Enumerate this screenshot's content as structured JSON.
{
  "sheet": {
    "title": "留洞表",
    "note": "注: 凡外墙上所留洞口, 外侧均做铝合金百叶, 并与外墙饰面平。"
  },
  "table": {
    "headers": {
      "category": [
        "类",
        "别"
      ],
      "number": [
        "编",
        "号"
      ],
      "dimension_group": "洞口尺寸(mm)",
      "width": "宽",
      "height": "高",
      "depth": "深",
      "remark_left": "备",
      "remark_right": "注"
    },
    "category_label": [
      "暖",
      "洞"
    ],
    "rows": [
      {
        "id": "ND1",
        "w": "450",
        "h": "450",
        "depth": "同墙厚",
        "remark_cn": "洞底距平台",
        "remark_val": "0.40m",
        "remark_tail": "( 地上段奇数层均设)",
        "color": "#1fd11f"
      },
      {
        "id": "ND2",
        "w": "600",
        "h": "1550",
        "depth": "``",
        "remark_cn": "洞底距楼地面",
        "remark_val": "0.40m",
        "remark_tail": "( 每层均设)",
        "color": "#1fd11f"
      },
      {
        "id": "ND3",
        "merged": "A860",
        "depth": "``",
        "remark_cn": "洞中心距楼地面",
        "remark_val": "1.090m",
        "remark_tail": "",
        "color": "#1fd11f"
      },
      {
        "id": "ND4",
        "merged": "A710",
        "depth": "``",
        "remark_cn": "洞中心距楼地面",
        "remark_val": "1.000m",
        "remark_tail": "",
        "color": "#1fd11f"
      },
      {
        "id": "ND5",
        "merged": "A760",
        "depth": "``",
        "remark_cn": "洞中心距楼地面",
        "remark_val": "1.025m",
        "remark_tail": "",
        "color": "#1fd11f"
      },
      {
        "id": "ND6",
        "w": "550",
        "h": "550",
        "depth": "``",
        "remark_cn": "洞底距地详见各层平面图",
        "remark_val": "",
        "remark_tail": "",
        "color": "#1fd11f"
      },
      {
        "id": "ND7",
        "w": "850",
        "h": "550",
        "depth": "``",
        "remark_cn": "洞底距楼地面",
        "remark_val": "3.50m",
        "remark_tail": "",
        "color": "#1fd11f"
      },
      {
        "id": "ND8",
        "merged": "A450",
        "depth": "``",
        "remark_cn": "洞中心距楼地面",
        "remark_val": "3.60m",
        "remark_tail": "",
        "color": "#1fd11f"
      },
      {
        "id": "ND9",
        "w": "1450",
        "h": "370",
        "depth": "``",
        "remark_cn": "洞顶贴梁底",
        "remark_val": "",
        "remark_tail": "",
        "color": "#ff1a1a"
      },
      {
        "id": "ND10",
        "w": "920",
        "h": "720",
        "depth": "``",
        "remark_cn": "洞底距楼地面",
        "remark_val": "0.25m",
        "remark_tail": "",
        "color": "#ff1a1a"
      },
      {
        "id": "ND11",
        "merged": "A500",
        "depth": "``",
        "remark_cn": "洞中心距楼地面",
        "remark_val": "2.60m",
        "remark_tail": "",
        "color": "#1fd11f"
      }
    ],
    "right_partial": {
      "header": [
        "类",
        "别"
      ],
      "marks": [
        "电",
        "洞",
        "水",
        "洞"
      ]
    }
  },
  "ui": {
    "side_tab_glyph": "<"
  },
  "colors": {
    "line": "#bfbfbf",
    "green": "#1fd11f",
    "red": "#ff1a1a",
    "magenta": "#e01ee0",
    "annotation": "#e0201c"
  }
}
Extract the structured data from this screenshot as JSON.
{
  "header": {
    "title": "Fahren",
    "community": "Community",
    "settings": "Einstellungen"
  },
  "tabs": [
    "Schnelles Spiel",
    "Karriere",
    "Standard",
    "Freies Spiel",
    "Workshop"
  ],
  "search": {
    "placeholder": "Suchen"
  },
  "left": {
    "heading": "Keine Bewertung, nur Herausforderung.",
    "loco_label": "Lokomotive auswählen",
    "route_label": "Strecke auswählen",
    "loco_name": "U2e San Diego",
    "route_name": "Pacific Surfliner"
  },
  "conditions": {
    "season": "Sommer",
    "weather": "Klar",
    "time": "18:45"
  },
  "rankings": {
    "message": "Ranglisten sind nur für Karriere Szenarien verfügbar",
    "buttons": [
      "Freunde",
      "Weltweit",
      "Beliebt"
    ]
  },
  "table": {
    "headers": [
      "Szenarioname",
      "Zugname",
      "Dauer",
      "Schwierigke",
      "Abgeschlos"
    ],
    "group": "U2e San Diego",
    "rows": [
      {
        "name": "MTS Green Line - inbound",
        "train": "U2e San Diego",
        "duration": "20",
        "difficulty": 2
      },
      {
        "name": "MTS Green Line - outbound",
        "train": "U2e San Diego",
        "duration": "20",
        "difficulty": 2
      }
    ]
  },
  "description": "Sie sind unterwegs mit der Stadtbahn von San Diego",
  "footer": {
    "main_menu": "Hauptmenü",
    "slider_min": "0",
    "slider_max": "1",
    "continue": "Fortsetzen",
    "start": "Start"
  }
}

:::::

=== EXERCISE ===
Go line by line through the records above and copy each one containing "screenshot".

=== EXPECTED ANSWER ===
Enumerate this screenshot's content as structured JSON.
Extract the structured data from this screenshot as JSON.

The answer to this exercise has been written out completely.